Part of this complex theme is the underlying outdoors fraternity linking cowboys and Indians, tracing back to James Fenimore Cooper of Camden, NJ ennobling the noble savage in the Last of the Mohicans. Fair treatment for the natives has long been a strong Quaker theme, tracing back to William Penn's deep wisdom about colonization, and also personified in Corn planter the thoughtful Chief of the Iroquois, or Joseph Brant the scholarly Indian leader who translated the Bible, charmed the English monarchy, and then returned home to massacre the town of Lackawaxen. There's a theme here of shooting the circling Indians off their ponies, take no prisoners, mixed with the tragic white woman who falls in love with the equally tragic Indian brave, all doomed from the start. There's the sheriff with a shady past, going forth to shoot it out with outlaws while his Quaker wife watches out the window, because he is true to the Code of the West. Grace Kelly was surely no Quaker, but the Philadelphia hint is unmistakable.
It may take a century or more, but some American Homer is surely going to write the definitive epic based on this story. Meanwhile, Zane Grey tried his best. His version has a lot of Philadelphia in it, and not only because he went to the University of Pennsylvania on a baseball scholarship. He graduated from Penn as a dentist, practiced in New York for six years, and hated every minute of it. Writing cowboy stories in his spare time, he gladly quit dentistry after his first publishing success, and moved over to Lackawaxen, PA to write in the woods. Lackawaxen is a great fishing spot, and was once a flourishing resort community at the confluence of the railroad and canal systems, now long since decayed and gone. He lived there for fifteen years, and asked to be buried there. His home is now a museum.
Pearl Grey became Zane Grey by way of P. Zane Grey, DDS. He had been born in Zanesville, Ohio, the son of a Quaker mother who belonged to the founding Zane family, and a preacher-farmer father who had insisted on the dentistry idea. All his life, Zane Grey was a vigorous sportsman, most unlikely to warm to an effeminate name like Pearl. Or gentle Quaker ways, either; but like his cowboy heroes he was obedient to his code. Most of his life he managed to go fishing more than two hundred times a year, and produced two thousand words of writing almost every week. He wrote a hundred thousand words a year, and kept it up for thirty years. He published sixty books in his lifetime, and thirty more of his books have appeared since his death. His material was the basis for forty movies, and many short stories. Six of his books are about fishing, but mostly he wrote sophisticated variations on the theme of the wild West, the cowboy true to his code, and the noble savage. He was the first American author to become a millionaire from his writings. It seems sort of a pity that he was overtaken by the pressures of commercial success, and consumed by his extraordinary drive and diligence to the point where very little time was left for the Great American Epic of the West. He lived in California for many years, but it seems unlikely there were enough hours in his day to shake loose from Quaker origins.

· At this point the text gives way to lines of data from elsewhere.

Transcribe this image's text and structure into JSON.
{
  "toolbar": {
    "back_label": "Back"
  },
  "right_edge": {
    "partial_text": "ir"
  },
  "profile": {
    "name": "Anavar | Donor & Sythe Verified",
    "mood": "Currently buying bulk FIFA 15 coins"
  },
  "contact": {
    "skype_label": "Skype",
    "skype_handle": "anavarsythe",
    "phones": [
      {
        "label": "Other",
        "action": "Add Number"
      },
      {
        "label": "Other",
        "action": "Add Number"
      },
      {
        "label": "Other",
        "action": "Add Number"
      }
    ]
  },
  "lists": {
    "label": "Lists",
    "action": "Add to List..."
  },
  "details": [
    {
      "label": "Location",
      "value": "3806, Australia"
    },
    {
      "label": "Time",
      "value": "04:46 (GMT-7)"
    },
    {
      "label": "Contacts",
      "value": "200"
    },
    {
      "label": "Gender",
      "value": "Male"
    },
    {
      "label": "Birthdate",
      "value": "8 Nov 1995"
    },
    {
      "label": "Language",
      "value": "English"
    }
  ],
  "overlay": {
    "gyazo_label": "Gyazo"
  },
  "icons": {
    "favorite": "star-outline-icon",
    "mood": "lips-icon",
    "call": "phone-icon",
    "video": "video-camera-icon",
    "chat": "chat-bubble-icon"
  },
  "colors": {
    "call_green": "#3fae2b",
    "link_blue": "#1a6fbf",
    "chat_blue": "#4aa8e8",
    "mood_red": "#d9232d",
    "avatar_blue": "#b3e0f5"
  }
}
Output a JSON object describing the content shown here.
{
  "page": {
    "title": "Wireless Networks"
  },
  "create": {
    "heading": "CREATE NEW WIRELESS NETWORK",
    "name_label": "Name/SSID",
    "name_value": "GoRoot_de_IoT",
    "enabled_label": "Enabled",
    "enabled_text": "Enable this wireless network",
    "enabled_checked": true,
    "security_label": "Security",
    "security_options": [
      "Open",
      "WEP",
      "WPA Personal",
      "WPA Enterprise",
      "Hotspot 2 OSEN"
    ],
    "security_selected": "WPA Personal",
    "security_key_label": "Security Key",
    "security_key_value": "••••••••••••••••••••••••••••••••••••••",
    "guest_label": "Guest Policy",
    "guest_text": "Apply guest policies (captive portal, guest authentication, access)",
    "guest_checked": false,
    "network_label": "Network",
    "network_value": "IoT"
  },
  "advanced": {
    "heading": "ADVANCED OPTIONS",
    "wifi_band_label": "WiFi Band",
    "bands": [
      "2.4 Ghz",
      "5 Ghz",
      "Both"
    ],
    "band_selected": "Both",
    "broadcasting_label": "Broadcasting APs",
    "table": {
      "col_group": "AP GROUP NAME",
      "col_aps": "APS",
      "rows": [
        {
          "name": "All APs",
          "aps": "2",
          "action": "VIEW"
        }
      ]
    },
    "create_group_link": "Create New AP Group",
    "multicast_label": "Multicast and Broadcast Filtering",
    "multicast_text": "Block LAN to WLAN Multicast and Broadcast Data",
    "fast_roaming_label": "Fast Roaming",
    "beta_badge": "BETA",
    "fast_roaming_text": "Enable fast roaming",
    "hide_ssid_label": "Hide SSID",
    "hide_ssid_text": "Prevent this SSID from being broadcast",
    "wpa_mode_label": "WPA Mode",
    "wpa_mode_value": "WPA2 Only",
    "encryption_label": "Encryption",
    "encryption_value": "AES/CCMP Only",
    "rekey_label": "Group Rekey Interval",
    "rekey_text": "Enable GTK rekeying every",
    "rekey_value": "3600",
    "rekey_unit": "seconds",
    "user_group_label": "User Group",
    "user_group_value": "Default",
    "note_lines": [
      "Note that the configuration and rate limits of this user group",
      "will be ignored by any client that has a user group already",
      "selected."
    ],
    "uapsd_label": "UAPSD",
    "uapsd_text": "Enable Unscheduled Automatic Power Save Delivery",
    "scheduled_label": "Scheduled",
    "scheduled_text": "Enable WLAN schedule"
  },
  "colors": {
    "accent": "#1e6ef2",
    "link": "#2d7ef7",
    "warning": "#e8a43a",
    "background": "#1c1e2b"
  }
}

The same is true of Ronald Reagan and his Iowa origins, but somehow that does not capsulize what the American cowboy represents. Somehow there is something in common about the former Confederate cavalrymen who were the early cowboys, the Quakers befriending the Indians, and the Iowa boy who was to negotiate the end of the Cold War with the Evil Empire. It is somehow a matter of remaining true to your roots while dealing fairly with strangers. It lies in Reagan's motto as much as the Virginian's barroom warning. Trust, but verify.
Originally published: Monday, June 19, 2006; most-recently modified: Thursday, September 16, 2021